■ What the task asks:
Below are some entries; write out each one of them exactly.

-------- Available records --------

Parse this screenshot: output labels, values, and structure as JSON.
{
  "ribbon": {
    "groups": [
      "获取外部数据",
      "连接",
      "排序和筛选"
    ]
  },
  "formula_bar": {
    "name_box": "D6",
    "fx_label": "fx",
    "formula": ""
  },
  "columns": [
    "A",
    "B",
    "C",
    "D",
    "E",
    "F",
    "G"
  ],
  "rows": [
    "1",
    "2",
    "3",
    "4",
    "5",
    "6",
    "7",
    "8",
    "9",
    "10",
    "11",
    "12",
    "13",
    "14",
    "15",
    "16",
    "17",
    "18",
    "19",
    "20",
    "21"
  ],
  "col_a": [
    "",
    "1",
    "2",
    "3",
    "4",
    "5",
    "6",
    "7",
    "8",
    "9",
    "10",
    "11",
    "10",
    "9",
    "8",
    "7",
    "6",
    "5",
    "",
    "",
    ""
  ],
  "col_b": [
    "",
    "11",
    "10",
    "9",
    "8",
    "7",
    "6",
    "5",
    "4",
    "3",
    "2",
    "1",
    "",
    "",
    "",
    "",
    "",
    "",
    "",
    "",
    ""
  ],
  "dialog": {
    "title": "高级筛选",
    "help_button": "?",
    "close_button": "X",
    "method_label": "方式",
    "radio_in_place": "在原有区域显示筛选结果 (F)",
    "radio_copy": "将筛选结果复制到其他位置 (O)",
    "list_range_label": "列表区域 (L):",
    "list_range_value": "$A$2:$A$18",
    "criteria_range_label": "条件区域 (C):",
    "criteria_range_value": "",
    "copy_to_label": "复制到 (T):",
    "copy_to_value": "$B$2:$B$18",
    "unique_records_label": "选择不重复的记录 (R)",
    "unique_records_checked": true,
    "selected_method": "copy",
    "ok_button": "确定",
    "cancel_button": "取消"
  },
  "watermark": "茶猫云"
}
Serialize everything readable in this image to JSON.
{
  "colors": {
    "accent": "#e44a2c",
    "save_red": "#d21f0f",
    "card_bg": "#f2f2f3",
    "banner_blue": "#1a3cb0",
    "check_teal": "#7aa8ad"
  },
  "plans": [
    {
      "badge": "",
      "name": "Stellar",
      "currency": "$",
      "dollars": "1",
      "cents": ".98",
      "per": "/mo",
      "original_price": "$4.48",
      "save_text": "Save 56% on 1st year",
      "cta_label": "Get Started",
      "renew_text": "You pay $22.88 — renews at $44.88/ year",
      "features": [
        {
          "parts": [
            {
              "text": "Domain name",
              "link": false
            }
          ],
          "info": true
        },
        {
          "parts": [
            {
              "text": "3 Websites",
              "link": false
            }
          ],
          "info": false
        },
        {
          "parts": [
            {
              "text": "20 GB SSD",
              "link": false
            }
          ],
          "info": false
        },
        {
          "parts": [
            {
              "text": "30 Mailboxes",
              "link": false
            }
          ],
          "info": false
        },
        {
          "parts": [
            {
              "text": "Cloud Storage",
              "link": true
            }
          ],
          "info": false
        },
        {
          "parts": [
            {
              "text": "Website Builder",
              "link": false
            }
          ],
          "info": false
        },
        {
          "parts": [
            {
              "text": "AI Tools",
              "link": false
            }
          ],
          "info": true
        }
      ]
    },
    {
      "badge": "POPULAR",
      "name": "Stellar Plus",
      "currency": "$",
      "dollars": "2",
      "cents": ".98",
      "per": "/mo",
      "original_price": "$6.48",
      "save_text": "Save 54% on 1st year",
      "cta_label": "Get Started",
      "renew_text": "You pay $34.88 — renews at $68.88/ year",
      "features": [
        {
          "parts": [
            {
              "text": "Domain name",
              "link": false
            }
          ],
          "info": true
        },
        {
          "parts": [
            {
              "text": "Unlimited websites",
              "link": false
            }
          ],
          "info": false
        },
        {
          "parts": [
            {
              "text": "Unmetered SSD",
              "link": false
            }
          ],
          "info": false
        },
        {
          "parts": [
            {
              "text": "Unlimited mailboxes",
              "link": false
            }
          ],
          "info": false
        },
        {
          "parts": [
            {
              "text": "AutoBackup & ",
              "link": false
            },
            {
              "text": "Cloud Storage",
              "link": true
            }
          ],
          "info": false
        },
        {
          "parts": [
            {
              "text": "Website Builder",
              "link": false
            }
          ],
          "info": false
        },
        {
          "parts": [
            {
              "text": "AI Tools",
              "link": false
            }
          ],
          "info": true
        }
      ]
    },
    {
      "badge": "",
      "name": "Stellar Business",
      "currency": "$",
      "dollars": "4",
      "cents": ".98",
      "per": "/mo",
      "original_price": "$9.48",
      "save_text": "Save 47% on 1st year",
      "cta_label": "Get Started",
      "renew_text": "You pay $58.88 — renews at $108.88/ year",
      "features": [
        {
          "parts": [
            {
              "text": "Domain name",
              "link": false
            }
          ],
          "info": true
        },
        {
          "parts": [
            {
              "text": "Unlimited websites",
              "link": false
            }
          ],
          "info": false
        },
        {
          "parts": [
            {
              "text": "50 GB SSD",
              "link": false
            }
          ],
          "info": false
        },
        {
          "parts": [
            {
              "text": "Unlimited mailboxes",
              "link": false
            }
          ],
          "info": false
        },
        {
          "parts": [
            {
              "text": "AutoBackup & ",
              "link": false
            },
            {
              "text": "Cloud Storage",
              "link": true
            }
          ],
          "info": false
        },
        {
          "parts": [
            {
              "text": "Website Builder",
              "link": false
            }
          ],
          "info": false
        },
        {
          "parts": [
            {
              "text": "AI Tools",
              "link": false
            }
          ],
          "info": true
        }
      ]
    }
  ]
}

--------

■ Final answer:
Parse this screenshot: output labels, values, and structure as JSON.
{
  "ribbon": {
    "groups": [
      "获取外部数据",
      "连接",
      "排序和筛选"
    ]
  },
  "formula_bar": {
    "name_box": "D6",
    "fx_label": "fx",
    "formula": ""
  },
  "columns": [
    "A",
    "B",
    "C",
    "D",
    "E",
    "F",
    "G"
  ],
  "rows": [
    "1",
    "2",
    "3",
    "4",
    "5",
    "6",
    "7",
    "8",
    "9",
    "10",
    "11",
    "12",
    "13",
    "14",
    "15",
    "16",
    "17",
    "18",
    "19",
    "20",
    "21"
  ],
  "col_a": [
    "",
    "1",
    "2",
    "3",
    "4",
    "5",
    "6",
    "7",
    "8",
    "9",
    "10",
    "11",
    "10",
    "9",
    "8",
    "7",
    "6",
    "5",
    "",
    "",
    ""
  ],
  "col_b": [
    "",
    "11",
    "10",
    "9",
    "8",
    "7",
    "6",
    "5",
    "4",
    "3",
    "2",
    "1",
    "",
    "",
    "",
    "",
    "",
    "",
    "",
    "",
    ""
  ],
  "dialog": {
    "title": "高级筛选",
    "help_button": "?",
    "close_button": "X",
    "method_label": "方式",
    "radio_in_place": "在原有区域显示筛选结果 (F)",
    "radio_copy": "将筛选结果复制到其他位置 (O)",
    "list_range_label": "列表区域 (L):",
    "list_range_value": "$A$2:$A$18",
    "criteria_range_label": "条件区域 (C):",
    "criteria_range_value": "",
    "copy_to_label": "复制到 (T):",
    "copy_to_value": "$B$2:$B$18",
    "unique_records_label": "选择不重复的记录 (R)",
    "unique_records_checked": true,
    "selected_method": "copy",
    "ok_button": "确定",
    "cancel_button": "取消"
  },
  "watermark": "茶猫云"
}
Serialize everything readable in this image to JSON.
{
  "colors": {
    "accent": "#e44a2c",
    "save_red": "#d21f0f",
    "card_bg": "#f2f2f3",
    "banner_blue": "#1a3cb0",
    "check_teal": "#7aa8ad"
  },
  "plans": [
    {
      "badge": "",
      "name": "Stellar",
      "currency": "$",
      "dollars": "1",
      "cents": ".98",
      "per": "/mo",
      "original_price": "$4.48",
      "save_text": "Save 56% on 1st year",
      "cta_label": "Get Started",
      "renew_text": "You pay $22.88 — renews at $44.88/ year",
      "features": [
        {
          "parts": [
            {
              "text": "Domain name",
              "link": false
            }
          ],
          "info": true
        },
        {
          "parts": [
            {
              "text": "3 Websites",
              "link": false
            }
          ],
          "info": false
        },
        {
          "parts": [
            {
              "text": "20 GB SSD",
              "link": false
            }
          ],
          "info": false
        },
        {
          "parts": [
            {
              "text": "30 Mailboxes",
              "link": false
            }
          ],
          "info": false
        },
        {
          "parts": [
            {
              "text": "Cloud Storage",
              "link": true
            }
          ],
          "info": false
        },
        {
          "parts": [
            {
              "text": "Website Builder",
              "link": false
            }
          ],
          "info": false
        },
        {
          "parts": [
            {
              "text": "AI Tools",
              "link": false
            }
          ],
          "info": true
        }
      ]
    },
    {
      "badge": "POPULAR",
      "name": "Stellar Plus",
      "currency": "$",
      "dollars": "2",
      "cents": ".98",
      "per": "/mo",
      "original_price": "$6.48",
      "save_text": "Save 54% on 1st year",
      "cta_label": "Get Started",
      "renew_text": "You pay $34.88 — renews at $68.88/ year",
      "features": [
        {
          "parts": [
            {
              "text": "Domain name",
              "link": false
            }
          ],
          "info": true
        },
        {
          "parts": [
            {
              "text": "Unlimited websites",
              "link": false
            }
          ],
          "info": false
        },
        {
          "parts": [
            {
              "text": "Unmetered SSD",
              "link": false
            }
          ],
          "info": false
        },
        {
          "parts": [
            {
              "text": "Unlimited mailboxes",
              "link": false
            }
          ],
          "info": false
        },
        {
          "parts": [
            {
              "text": "AutoBackup & ",
              "link": false
            },
            {
              "text": "Cloud Storage",
              "link": true
            }
          ],
          "info": false
        },
        {
          "parts": [
            {
              "text": "Website Builder",
              "link": false
            }
          ],
          "info": false
        },
        {
          "parts": [
            {
              "text": "AI Tools",
              "link": false
            }
          ],
          "info": true
        }
      ]
    },
    {
      "badge": "",
      "name": "Stellar Business",
      "currency": "$",
      "dollars": "4",
      "cents": ".98",
      "per": "/mo",
      "original_price": "$9.48",
      "save_text": "Save 47% on 1st year",
      "cta_label": "Get Started",
      "renew_text": "You pay $58.88 — renews at $108.88/ year",
      "features": [
        {
          "parts": [
            {
              "text": "Domain name",
              "link": false
            }
          ],
          "info": true
        },
        {
          "parts": [
            {
              "text": "Unlimited websites",
              "link": false
            }
          ],
          "info": false
        },
        {
          "parts": [
            {
              "text": "50 GB SSD",
              "link": false
            }
          ],
          "info": false
        },
        {
          "parts": [
            {
              "text": "Unlimited mailboxes",
              "link": false
            }
          ],
          "info": false
        },
        {
          "parts": [
            {
              "text": "AutoBackup & ",
              "link": false
            },
            {
              "text": "Cloud Storage",
              "link": true
            }
          ],
          "info": false
        },
        {
          "parts": [
            {
              "text": "Website Builder",
              "link": false
            }
          ],
          "info": false
        },
        {
          "parts": [
            {
              "text": "AI Tools",
              "link": false
            }
          ],
          "info": true
        }
      ]
    }
  ]
}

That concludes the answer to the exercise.